-- DATA FOR THIS EXERCISE follows --

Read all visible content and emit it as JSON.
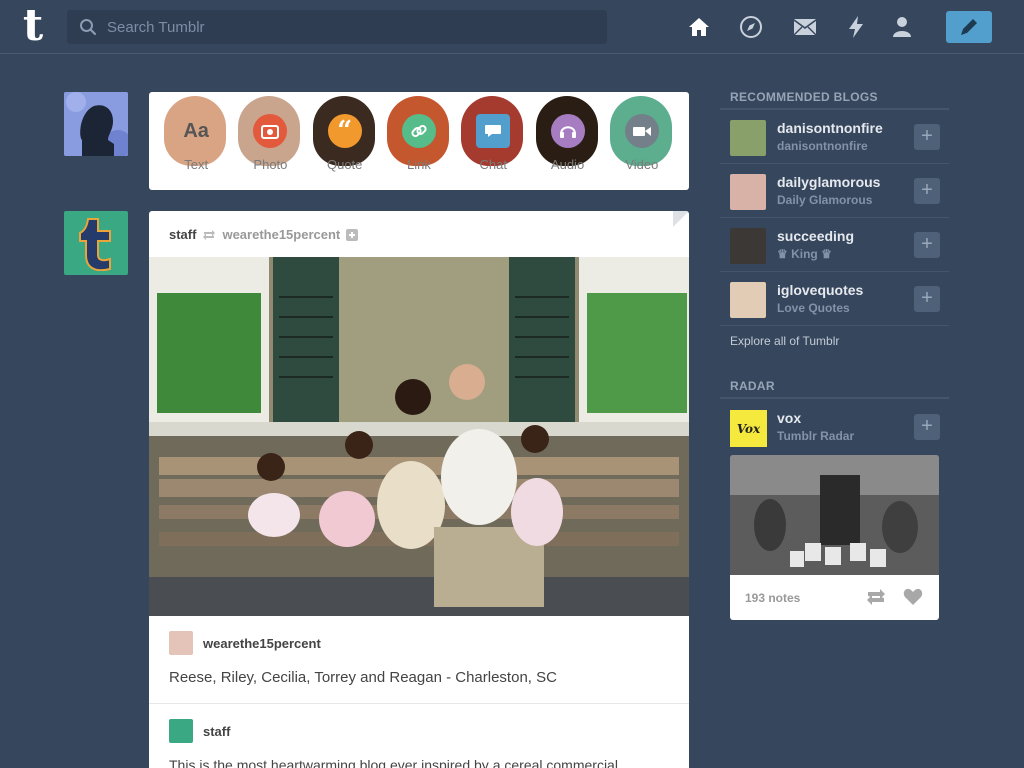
{
  "header": {
    "logo_letter": "t",
    "search": {
      "placeholder": "Search Tumblr"
    },
    "nav": [
      "home-icon",
      "compass-icon",
      "inbox-icon",
      "activity-icon",
      "account-icon"
    ],
    "compose_icon": "pencil-icon"
  },
  "post_types": [
    {
      "label": "Text",
      "icon": "Aa",
      "color": "#444444"
    },
    {
      "label": "Photo",
      "icon": "photo-icon",
      "color": "#d95e40"
    },
    {
      "label": "Quote",
      "icon": "quote-icon",
      "color": "#f2992e"
    },
    {
      "label": "Link",
      "icon": "link-icon",
      "color": "#56bc8a"
    },
    {
      "label": "Chat",
      "icon": "chat-icon",
      "color": "#529ecc"
    },
    {
      "label": "Audio",
      "icon": "audio-icon",
      "color": "#a77dc2"
    },
    {
      "label": "Video",
      "icon": "video-icon",
      "color": "#748089"
    }
  ],
  "post": {
    "author": "staff",
    "reblogged_from": "wearethe15percent",
    "source_name": "wearethe15percent",
    "caption": "Reese, Riley, Cecilia, Torrey and Reagan - Charleston, SC",
    "commenter": "staff",
    "comment": "This is the most heartwarming blog ever inspired by a cereal commercial."
  },
  "sidebar": {
    "recommended_title": "RECOMMENDED BLOGS",
    "blogs": [
      {
        "name": "danisontnonfire",
        "title": "danisontnonfire"
      },
      {
        "name": "dailyglamorous",
        "title": "Daily Glamorous"
      },
      {
        "name": "succeeding",
        "title": "♛ King ♛"
      },
      {
        "name": "iglovequotes",
        "title": "Love Quotes"
      }
    ],
    "explore": "Explore all of Tumblr",
    "radar_title": "RADAR",
    "radar": {
      "name": "vox",
      "title": "Tumblr Radar",
      "logo_text": "Vox",
      "notes": "193 notes"
    }
  },
  "colors": {
    "background": "#36465d",
    "accent": "#529ecc",
    "vox": "#f6e93e"
  }
}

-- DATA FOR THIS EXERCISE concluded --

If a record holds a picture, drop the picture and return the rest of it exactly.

Read all visible content and emit it as JSON.
{
  "header": {
    "logo_letter": "t",
    "search": {
      "placeholder": "Search Tumblr"
    },
    "nav": [
      "home-icon",
      "compass-icon",
      "inbox-icon",
      "activity-icon",
      "account-icon"
    ],
    "compose_icon": "pencil-icon"
  },
  "post_types": [
    {
      "label": "Text",
      "icon": "Aa",
      "color": "#444444"
    },
    {
      "label": "Photo",
      "icon": "photo-icon",
      "color": "#d95e40"
    },
    {
      "label": "Quote",
      "icon": "quote-icon",
      "color": "#f2992e"
    },
    {
      "label": "Link",
      "icon": "link-icon",
      "color": "#56bc8a"
    },
    {
      "label": "Chat",
      "icon": "chat-icon",
      "color": "#529ecc"
    },
    {
      "label": "Audio",
      "icon": "audio-icon",
      "color": "#a77dc2"
    },
    {
      "label": "Video",
      "icon": "video-icon",
      "color": "#748089"
    }
  ],
  "post": {
    "author": "staff",
    "reblogged_from": "wearethe15percent",
    "source_name": "wearethe15percent",
    "caption": "Reese, Riley, Cecilia, Torrey and Reagan - Charleston, SC",
    "commenter": "staff",
    "comment": "This is the most heartwarming blog ever inspired by a cereal commercial."
  },
  "sidebar": {
    "recommended_title": "RECOMMENDED BLOGS",
    "blogs": [
      {
        "name": "danisontnonfire",
        "title": "danisontnonfire"
      },
      {
        "name": "dailyglamorous",
        "title": "Daily Glamorous"
      },
      {
        "name": "succeeding",
        "title": "♛ King ♛"
      },
      {
        "name": "iglovequotes",
        "title": "Love Quotes"
      }
    ],
    "explore": "Explore all of Tumblr",
    "radar_title": "RADAR",
    "radar": {
      "name": "vox",
      "title": "Tumblr Radar",
      "logo_text": "Vox",
      "notes": "193 notes"
    }
  },
  "colors": {
    "background": "#36465d",
    "accent": "#529ecc",
    "vox": "#f6e93e"
  }
}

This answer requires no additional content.